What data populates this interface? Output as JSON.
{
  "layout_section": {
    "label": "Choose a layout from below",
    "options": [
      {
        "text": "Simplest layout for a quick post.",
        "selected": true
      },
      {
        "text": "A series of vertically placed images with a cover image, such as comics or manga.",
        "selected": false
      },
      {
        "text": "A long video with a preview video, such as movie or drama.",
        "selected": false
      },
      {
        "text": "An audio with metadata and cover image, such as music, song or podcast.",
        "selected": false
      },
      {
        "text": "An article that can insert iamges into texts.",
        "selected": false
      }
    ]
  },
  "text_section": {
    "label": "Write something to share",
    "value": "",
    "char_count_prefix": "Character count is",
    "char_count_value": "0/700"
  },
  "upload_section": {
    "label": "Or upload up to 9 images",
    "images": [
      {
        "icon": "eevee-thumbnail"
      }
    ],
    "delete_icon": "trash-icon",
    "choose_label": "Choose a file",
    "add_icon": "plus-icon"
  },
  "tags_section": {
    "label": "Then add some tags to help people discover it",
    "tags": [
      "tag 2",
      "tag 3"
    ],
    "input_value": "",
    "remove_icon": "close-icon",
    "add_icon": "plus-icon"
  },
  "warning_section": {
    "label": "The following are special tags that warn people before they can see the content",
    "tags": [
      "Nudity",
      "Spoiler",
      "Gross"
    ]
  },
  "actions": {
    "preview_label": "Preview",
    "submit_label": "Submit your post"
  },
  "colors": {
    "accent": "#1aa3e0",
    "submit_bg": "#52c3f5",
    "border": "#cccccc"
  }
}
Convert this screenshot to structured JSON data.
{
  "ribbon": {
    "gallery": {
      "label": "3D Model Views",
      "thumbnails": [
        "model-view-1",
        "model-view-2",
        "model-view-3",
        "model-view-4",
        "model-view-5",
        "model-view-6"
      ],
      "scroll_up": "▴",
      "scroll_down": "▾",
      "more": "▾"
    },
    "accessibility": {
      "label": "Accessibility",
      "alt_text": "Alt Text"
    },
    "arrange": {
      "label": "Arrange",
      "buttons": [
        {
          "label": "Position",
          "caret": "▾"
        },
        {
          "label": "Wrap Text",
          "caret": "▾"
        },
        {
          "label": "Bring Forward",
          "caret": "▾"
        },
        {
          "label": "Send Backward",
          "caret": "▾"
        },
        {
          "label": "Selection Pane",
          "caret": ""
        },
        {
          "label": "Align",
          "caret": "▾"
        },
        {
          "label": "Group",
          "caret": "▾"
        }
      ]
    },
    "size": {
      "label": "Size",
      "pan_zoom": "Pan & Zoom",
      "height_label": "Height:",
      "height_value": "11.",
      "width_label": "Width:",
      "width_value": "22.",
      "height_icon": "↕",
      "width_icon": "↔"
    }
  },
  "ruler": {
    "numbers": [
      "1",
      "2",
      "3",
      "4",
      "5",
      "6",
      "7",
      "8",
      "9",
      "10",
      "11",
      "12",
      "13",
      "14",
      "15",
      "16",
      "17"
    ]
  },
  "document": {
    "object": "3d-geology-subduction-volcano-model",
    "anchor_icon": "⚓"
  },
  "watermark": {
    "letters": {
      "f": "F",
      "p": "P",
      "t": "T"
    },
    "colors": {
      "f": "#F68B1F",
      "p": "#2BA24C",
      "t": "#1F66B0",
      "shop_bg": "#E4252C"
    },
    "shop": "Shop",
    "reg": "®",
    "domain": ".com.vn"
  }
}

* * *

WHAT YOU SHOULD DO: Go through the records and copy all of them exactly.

SOLUTION TO THIS PROBLEM:
What data populates this interface? Output as JSON.
{
  "layout_section": {
    "label": "Choose a layout from below",
    "options": [
      {
        "text": "Simplest layout for a quick post.",
        "selected": true
      },
      {
        "text": "A series of vertically placed images with a cover image, such as comics or manga.",
        "selected": false
      },
      {
        "text": "A long video with a preview video, such as movie or drama.",
        "selected": false
      },
      {
        "text": "An audio with metadata and cover image, such as music, song or podcast.",
        "selected": false
      },
      {
        "text": "An article that can insert iamges into texts.",
        "selected": false
      }
    ]
  },
  "text_section": {
    "label": "Write something to share",
    "value": "",
    "char_count_prefix": "Character count is",
    "char_count_value": "0/700"
  },
  "upload_section": {
    "label": "Or upload up to 9 images",
    "images": [
      {
        "icon": "eevee-thumbnail"
      }
    ],
    "delete_icon": "trash-icon",
    "choose_label": "Choose a file",
    "add_icon": "plus-icon"
  },
  "tags_section": {
    "label": "Then add some tags to help people discover it",
    "tags": [
      "tag 2",
      "tag 3"
    ],
    "input_value": "",
    "remove_icon": "close-icon",
    "add_icon": "plus-icon"
  },
  "warning_section": {
    "label": "The following are special tags that warn people before they can see the content",
    "tags": [
      "Nudity",
      "Spoiler",
      "Gross"
    ]
  },
  "actions": {
    "preview_label": "Preview",
    "submit_label": "Submit your post"
  },
  "colors": {
    "accent": "#1aa3e0",
    "submit_bg": "#52c3f5",
    "border": "#cccccc"
  }
}
Convert this screenshot to structured JSON data.
{
  "ribbon": {
    "gallery": {
      "label": "3D Model Views",
      "thumbnails": [
        "model-view-1",
        "model-view-2",
        "model-view-3",
        "model-view-4",
        "model-view-5",
        "model-view-6"
      ],
      "scroll_up": "▴",
      "scroll_down": "▾",
      "more": "▾"
    },
    "accessibility": {
      "label": "Accessibility",
      "alt_text": "Alt Text"
    },
    "arrange": {
      "label": "Arrange",
      "buttons": [
        {
          "label": "Position",
          "caret": "▾"
        },
        {
          "label": "Wrap Text",
          "caret": "▾"
        },
        {
          "label": "Bring Forward",
          "caret": "▾"
        },
        {
          "label": "Send Backward",
          "caret": "▾"
        },
        {
          "label": "Selection Pane",
          "caret": ""
        },
        {
          "label": "Align",
          "caret": "▾"
        },
        {
          "label": "Group",
          "caret": "▾"
        }
      ]
    },
    "size": {
      "label": "Size",
      "pan_zoom": "Pan & Zoom",
      "height_label": "Height:",
      "height_value": "11.",
      "width_label": "Width:",
      "width_value": "22.",
      "height_icon": "↕",
      "width_icon": "↔"
    }
  },
  "ruler": {
    "numbers": [
      "1",
      "2",
      "3",
      "4",
      "5",
      "6",
      "7",
      "8",
      "9",
      "10",
      "11",
      "12",
      "13",
      "14",
      "15",
      "16",
      "17"
    ]
  },
  "document": {
    "object": "3d-geology-subduction-volcano-model",
    "anchor_icon": "⚓"
  },
  "watermark": {
    "letters": {
      "f": "F",
      "p": "P",
      "t": "T"
    },
    "colors": {
      "f": "#F68B1F",
      "p": "#2BA24C",
      "t": "#1F66B0",
      "shop_bg": "#E4252C"
    },
    "shop": "Shop",
    "reg": "®",
    "domain": ".com.vn"
  }
}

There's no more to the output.